Instructions to follow = Could you output every record below exactly, leaving out the pictures?

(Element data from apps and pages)
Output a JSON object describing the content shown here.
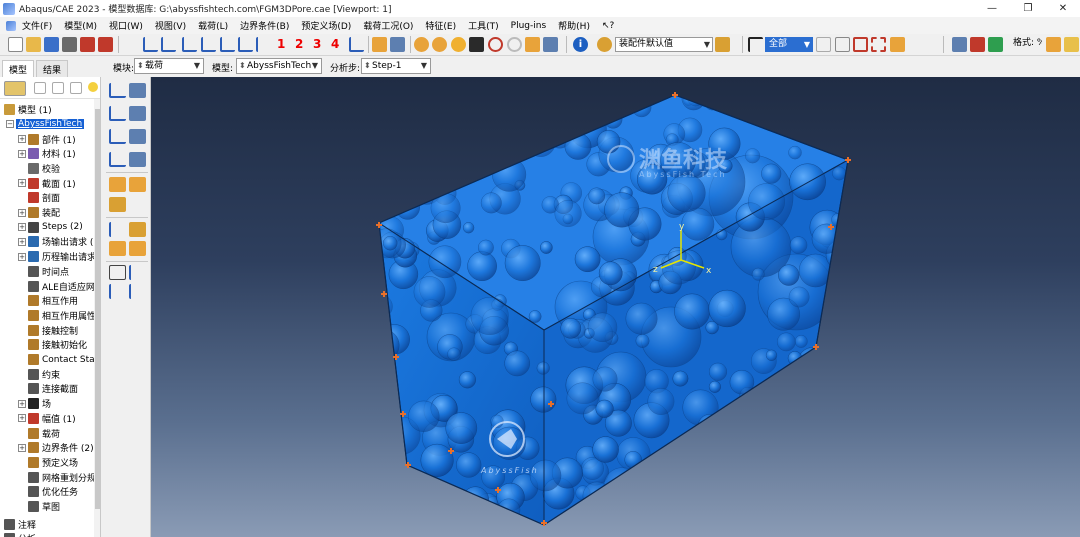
{
  "window": {
    "title": "Abaqus/CAE 2023 - 模型数据库: G:\\abyssfishtech.com\\FGM3DPore.cae [Viewport: 1]",
    "minimize": "—",
    "maximize": "❐",
    "close": "✕",
    "mdi_min": "–",
    "mdi_restore": "❐",
    "mdi_close": "✕"
  },
  "menubar": {
    "items": [
      "文件(F)",
      "模型(M)",
      "视口(W)",
      "视图(V)",
      "载荷(L)",
      "边界条件(B)",
      "预定义场(D)",
      "载荷工况(O)",
      "特征(E)",
      "工具(T)",
      "Plug-ins",
      "帮助(H)",
      "↖?"
    ]
  },
  "toolbar": {
    "csys_numbers": [
      "1",
      "2",
      "3",
      "4"
    ],
    "render_select": "装配件默认值",
    "visibility_select": "全部",
    "format_label": "格式: %s"
  },
  "context": {
    "module_label": "模块:",
    "module_value": "载荷",
    "model_label": "模型:",
    "model_value": "AbyssFishTech",
    "step_label": "分析步:",
    "step_value": "Step-1"
  },
  "tabs": [
    "模型",
    "结果"
  ],
  "tree": {
    "root": "模型 (1)",
    "model_name": "AbyssFishTech",
    "items": [
      {
        "label": "部件 (1)",
        "expandable": true,
        "color": "#b07a2a"
      },
      {
        "label": "材料 (1)",
        "expandable": true,
        "color": "#7a5bb0"
      },
      {
        "label": "校验",
        "expandable": false,
        "color": "#6a6a6a"
      },
      {
        "label": "截面 (1)",
        "expandable": true,
        "color": "#c0392b"
      },
      {
        "label": "剖面",
        "expandable": false,
        "color": "#c0392b"
      },
      {
        "label": "装配",
        "expandable": true,
        "color": "#b07a2a"
      },
      {
        "label": "Steps (2)",
        "expandable": true,
        "color": "#444"
      },
      {
        "label": "场输出请求 (",
        "expandable": true,
        "color": "#2a6ab0"
      },
      {
        "label": "历程输出请求",
        "expandable": true,
        "color": "#2a6ab0"
      },
      {
        "label": "时间点",
        "expandable": false,
        "color": "#555"
      },
      {
        "label": "ALE自适应网",
        "expandable": false,
        "color": "#555"
      },
      {
        "label": "相互作用",
        "expandable": false,
        "color": "#b07a2a"
      },
      {
        "label": "相互作用属性",
        "expandable": false,
        "color": "#b07a2a"
      },
      {
        "label": "接触控制",
        "expandable": false,
        "color": "#b07a2a"
      },
      {
        "label": "接触初始化",
        "expandable": false,
        "color": "#b07a2a"
      },
      {
        "label": "Contact Sta",
        "expandable": false,
        "color": "#b07a2a"
      },
      {
        "label": "约束",
        "expandable": false,
        "color": "#555"
      },
      {
        "label": "连接截面",
        "expandable": false,
        "color": "#555"
      },
      {
        "label": "场",
        "expandable": true,
        "color": "#222"
      },
      {
        "label": "幅值 (1)",
        "expandable": true,
        "color": "#c0392b"
      },
      {
        "label": "载荷",
        "expandable": false,
        "color": "#b07a2a"
      },
      {
        "label": "边界条件 (2)",
        "expandable": true,
        "color": "#b07a2a"
      },
      {
        "label": "预定义场",
        "expandable": false,
        "color": "#b07a2a"
      },
      {
        "label": "网格重划分规",
        "expandable": false,
        "color": "#555"
      },
      {
        "label": "优化任务",
        "expandable": false,
        "color": "#555"
      },
      {
        "label": "草图",
        "expandable": false,
        "color": "#555"
      }
    ],
    "annotation": "注释",
    "analysis": "分析"
  },
  "viewport": {
    "axes": {
      "x": "x",
      "y": "y",
      "z": "z"
    },
    "watermark_cn": "渊鱼科技",
    "watermark_en": "AbyssFish Tech",
    "logo_text": "AbyssFish",
    "colors": {
      "solid": "#1a73d8",
      "edge": "#0b2a55",
      "marker": "#e8702a"
    }
  }
}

Response area =
Output a JSON object describing the content shown here.
{
  "window": {
    "title": "Abaqus/CAE 2023 - 模型数据库: G:\\abyssfishtech.com\\FGM3DPore.cae [Viewport: 1]",
    "minimize": "—",
    "maximize": "❐",
    "close": "✕",
    "mdi_min": "–",
    "mdi_restore": "❐",
    "mdi_close": "✕"
  },
  "menubar": {
    "items": [
      "文件(F)",
      "模型(M)",
      "视口(W)",
      "视图(V)",
      "载荷(L)",
      "边界条件(B)",
      "预定义场(D)",
      "载荷工况(O)",
      "特征(E)",
      "工具(T)",
      "Plug-ins",
      "帮助(H)",
      "↖?"
    ]
  },
  "toolbar": {
    "csys_numbers": [
      "1",
      "2",
      "3",
      "4"
    ],
    "render_select": "装配件默认值",
    "visibility_select": "全部",
    "format_label": "格式: %s"
  },
  "context": {
    "module_label": "模块:",
    "module_value": "载荷",
    "model_label": "模型:",
    "model_value": "AbyssFishTech",
    "step_label": "分析步:",
    "step_value": "Step-1"
  },
  "tabs": [
    "模型",
    "结果"
  ],
  "tree": {
    "root": "模型 (1)",
    "model_name": "AbyssFishTech",
    "items": [
      {
        "label": "部件 (1)",
        "expandable": true,
        "color": "#b07a2a"
      },
      {
        "label": "材料 (1)",
        "expandable": true,
        "color": "#7a5bb0"
      },
      {
        "label": "校验",
        "expandable": false,
        "color": "#6a6a6a"
      },
      {
        "label": "截面 (1)",
        "expandable": true,
        "color": "#c0392b"
      },
      {
        "label": "剖面",
        "expandable": false,
        "color": "#c0392b"
      },
      {
        "label": "装配",
        "expandable": true,
        "color": "#b07a2a"
      },
      {
        "label": "Steps (2)",
        "expandable": true,
        "color": "#444"
      },
      {
        "label": "场输出请求 (",
        "expandable": true,
        "color": "#2a6ab0"
      },
      {
        "label": "历程输出请求",
        "expandable": true,
        "color": "#2a6ab0"
      },
      {
        "label": "时间点",
        "expandable": false,
        "color": "#555"
      },
      {
        "label": "ALE自适应网",
        "expandable": false,
        "color": "#555"
      },
      {
        "label": "相互作用",
        "expandable": false,
        "color": "#b07a2a"
      },
      {
        "label": "相互作用属性",
        "expandable": false,
        "color": "#b07a2a"
      },
      {
        "label": "接触控制",
        "expandable": false,
        "color": "#b07a2a"
      },
      {
        "label": "接触初始化",
        "expandable": false,
        "color": "#b07a2a"
      },
      {
        "label": "Contact Sta",
        "expandable": false,
        "color": "#b07a2a"
      },
      {
        "label": "约束",
        "expandable": false,
        "color": "#555"
      },
      {
        "label": "连接截面",
        "expandable": false,
        "color": "#555"
      },
      {
        "label": "场",
        "expandable": true,
        "color": "#222"
      },
      {
        "label": "幅值 (1)",
        "expandable": true,
        "color": "#c0392b"
      },
      {
        "label": "载荷",
        "expandable": false,
        "color": "#b07a2a"
      },
      {
        "label": "边界条件 (2)",
        "expandable": true,
        "color": "#b07a2a"
      },
      {
        "label": "预定义场",
        "expandable": false,
        "color": "#b07a2a"
      },
      {
        "label": "网格重划分规",
        "expandable": false,
        "color": "#555"
      },
      {
        "label": "优化任务",
        "expandable": false,
        "color": "#555"
      },
      {
        "label": "草图",
        "expandable": false,
        "color": "#555"
      }
    ],
    "annotation": "注释",
    "analysis": "分析"
  },
  "viewport": {
    "axes": {
      "x": "x",
      "y": "y",
      "z": "z"
    },
    "watermark_cn": "渊鱼科技",
    "watermark_en": "AbyssFish Tech",
    "logo_text": "AbyssFish",
    "colors": {
      "solid": "#1a73d8",
      "edge": "#0b2a55",
      "marker": "#e8702a"
    }
  }
}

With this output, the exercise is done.